Personal Benefits – ESA, Universal Credit and PIP
If you run out of Statutory Sick Pay, or aren’t eligible, you can apply for new-style Employment and Support Allowance (ESA). ESA is intended to support you if you can’t work, or can only work a few hours a week due to a disability – however, you need to have made National Insurance contributions for the last 2-3 years.
Universal Credit is the new system to replace Income Support, Housing Benefits, tax credits and the previous Employment and Support Allowance scheme. You can claim Universal Credit in addition to SSP and/or ESA, or as an alternative if you don’t qualify.
You can claim Universal Credit in addition to SSP and/or ESA, or as an alternative if you don’t qualify.
Personal Independence Payment (PIP) is financial support for people who struggle with everyday tasks and have difficulty getting about (previously called Disability Living Allowance). If your illness, injury or disability has affected you for at least 3 months, and is expected to last for at least another 9 months, you should qualify.
PIP provides between £23.60 and £151.40 a week, depending on the severity of your condition, but it is not affected by your existing income or savings. Universal Credit is means tested, however, so will be affected by your savings, income, and spouse’s income.
It can be confusing, but the Turn2Us charity is dedicated to helping people experiencing hardship understand what financial benefits they’re entitled to. Their calculator is a good place to start.
Assistance with Housing Costs
Temporary support is available if you need help with paying your mortgage or rent. Homeowners can apply for a loan to help them make interest payments on their mortgage, called Support for Mortgage Interest (SMI). This money is paid 39 weeks after application, and must be paid back when you return to work or sell your home – so it may not be suitable in every circumstance.
Renters can make a claim for housing costs under Universal Credit.
Low-income households are eligible for a reduction of their Council Tax, although specific schemes vary across the UK.
If your circumstances suddenly make it difficult to put food on the table, look for local services, like food banks, that can help you with the basics. The Trussell Trust is a network of 1,200 “community organisations aimed at supporting people who cannot afford the essentials in life”, and will help you locate your nearest options or arrange a food parcel.
Your nearest food bank may be run by a church or religious group – you can go to them even if you’re not religious, or follow a different religion.
If you’re not sure whether you’re eligible for food bank aid, your local Citizen’s Advice Bureau will be able to help (and give you a referral, if you need one). They may also be able to provide vouchers for clothing, fuel and other essentials.
Support for Carers
Remember that there is a whole other side to long-term illness, which is that your carers may also be eligible for financial support and benefits.
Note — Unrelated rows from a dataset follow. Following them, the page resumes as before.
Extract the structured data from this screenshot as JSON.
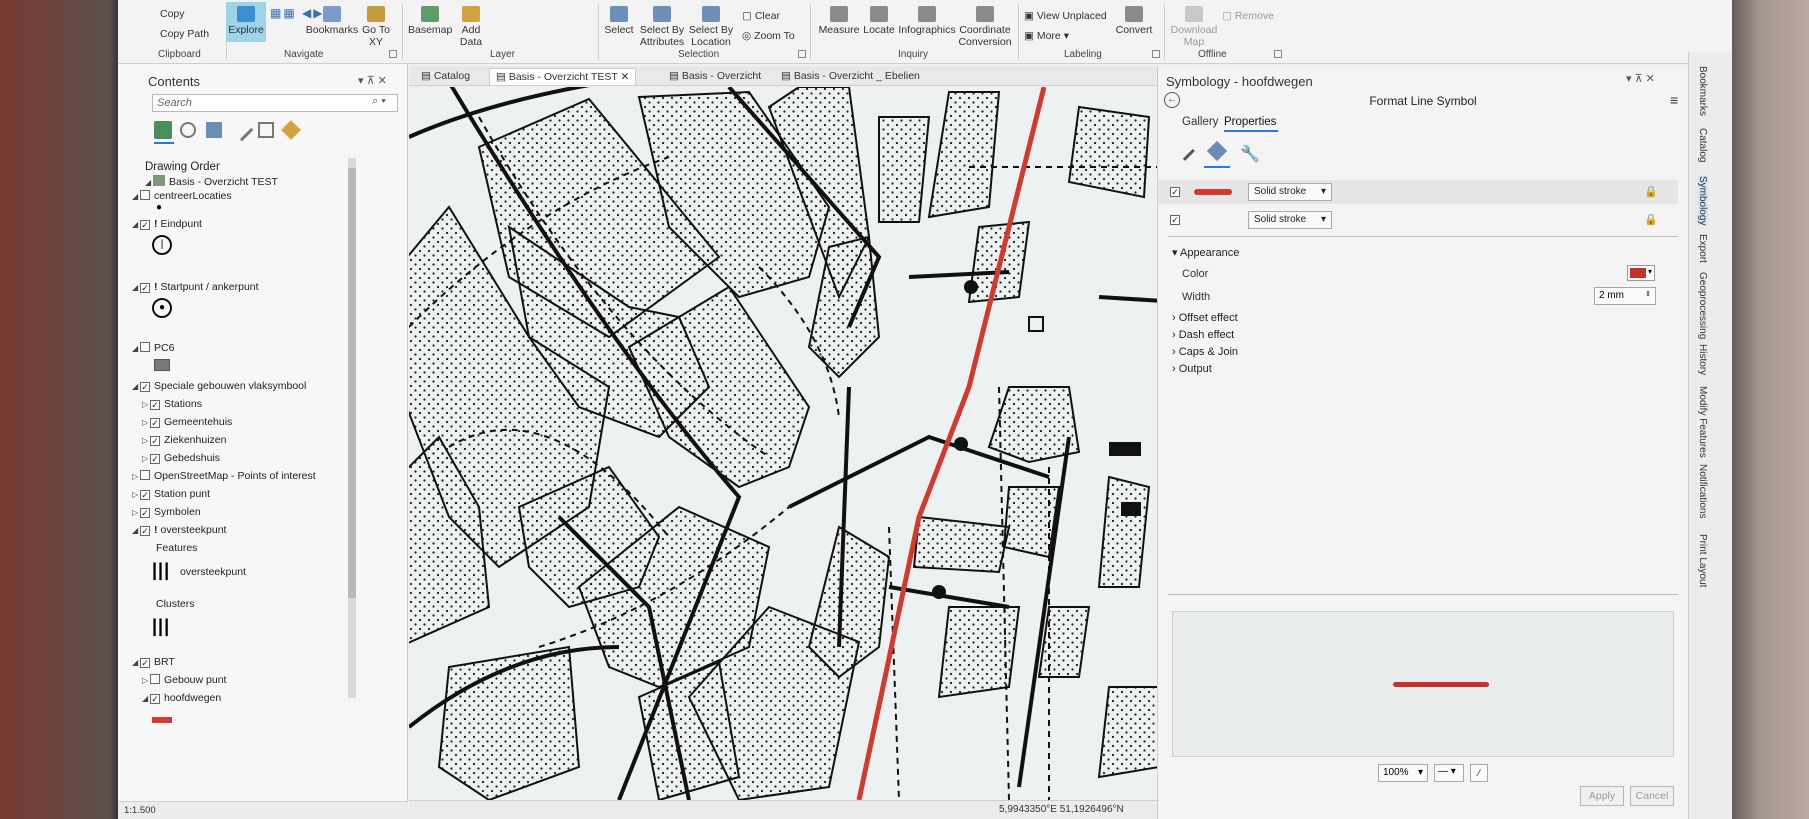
{
  "ribbon": {
    "clipboard": {
      "copy": "Copy",
      "copy_path": "Copy Path",
      "group": "Clipboard"
    },
    "navigate": {
      "explore": "Explore",
      "bookmarks": "Bookmarks",
      "goto": "Go To XY",
      "group": "Navigate"
    },
    "layer": {
      "basemap": "Basemap",
      "add_data": "Add Data",
      "group": "Layer"
    },
    "selection": {
      "select": "Select",
      "by_attributes": "Select By Attributes",
      "by_location": "Select By Location",
      "clear": "Clear",
      "zoom_to": "Zoom To",
      "group": "Selection"
    },
    "inquiry": {
      "measure": "Measure",
      "locate": "Locate",
      "infographics": "Infographics",
      "coord_conv": "Coordinate Conversion",
      "group": "Inquiry"
    },
    "labeling": {
      "view_unplaced": "View Unplaced",
      "more": "More",
      "convert": "Convert",
      "group": "Labeling"
    },
    "offline": {
      "download": "Download Map",
      "remove": "Remove",
      "group": "Offline"
    }
  },
  "contents": {
    "title": "Contents",
    "search_placeholder": "Search",
    "drawing_order": "Drawing Order",
    "map_name": "Basis - Overzicht TEST",
    "layers": [
      {
        "label": "centreerLocaties",
        "checked": false
      },
      {
        "label": "Eindpunt",
        "checked": true
      },
      {
        "label": "Startpunt / ankerpunt",
        "checked": true
      },
      {
        "label": "PC6",
        "checked": false
      },
      {
        "label": "Speciale gebouwen vlaksymbool",
        "checked": true
      },
      {
        "label": "Stations",
        "checked": true
      },
      {
        "label": "Gemeentehuis",
        "checked": true
      },
      {
        "label": "Ziekenhuizen",
        "checked": true
      },
      {
        "label": "Gebedshuis",
        "checked": true
      },
      {
        "label": "OpenStreetMap - Points of interest",
        "checked": false
      },
      {
        "label": "Station punt",
        "checked": true
      },
      {
        "label": "Symbolen",
        "checked": true
      },
      {
        "label": "oversteekpunt",
        "checked": true
      },
      {
        "label": "Features",
        "checked": null
      },
      {
        "label": "oversteekpunt",
        "checked": null
      },
      {
        "label": "Clusters",
        "checked": null
      },
      {
        "label": "BRT",
        "checked": true
      },
      {
        "label": "Gebouw punt",
        "checked": false
      },
      {
        "label": "hoofdwegen",
        "checked": true
      }
    ],
    "scale": "1:1.500"
  },
  "map_tabs": [
    "Catalog",
    "Basis - Overzicht TEST",
    "Basis - Overzicht",
    "Basis - Overzicht _ Ebelien"
  ],
  "map_status": {
    "coords": "5,9943350°E 51,1926496°N"
  },
  "symbology": {
    "title": "Symbology - hoofdwegen",
    "subtitle": "Format Line Symbol",
    "tabs": [
      "Gallery",
      "Properties"
    ],
    "layers": [
      {
        "type": "Solid stroke",
        "color": "#d23a30",
        "checked": true
      },
      {
        "type": "Solid stroke",
        "color": "",
        "checked": true
      }
    ],
    "appearance": "Appearance",
    "color_label": "Color",
    "color_value": "#c8302b",
    "width_label": "Width",
    "width_value": "2 mm",
    "sections": [
      "Offset effect",
      "Dash effect",
      "Caps & Join",
      "Output"
    ],
    "zoom": "100%",
    "apply": "Apply",
    "cancel": "Cancel"
  },
  "rail": [
    "Bookmarks",
    "Catalog",
    "Symbology",
    "Export",
    "Geoprocessing",
    "History",
    "Modify Features",
    "Notifications",
    "Print Layout"
  ],
  "colors": {
    "road": "#d23a30",
    "accent": "#2b7bd6"
  }
}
For example, the Carer’s Allowance offers full-time carers £67.25 a week, and Carer’s Credit that covers gaps in National Insurance records so that carers can still be eligible for a State Pension.
Also, if your capacity to manage your own money is diminished, there are resources for asking others to support you in making financial decisions, or to become an appointee to make decisions on your behalf.
Ultimately, preparing for the unexpected is very difficult, and there’s no exhaustive list of resources that cover every eventuality. If you find yourself facing financial hardship due to an illness, injury or disability, know that there is always advice and financial assistance available if you ask.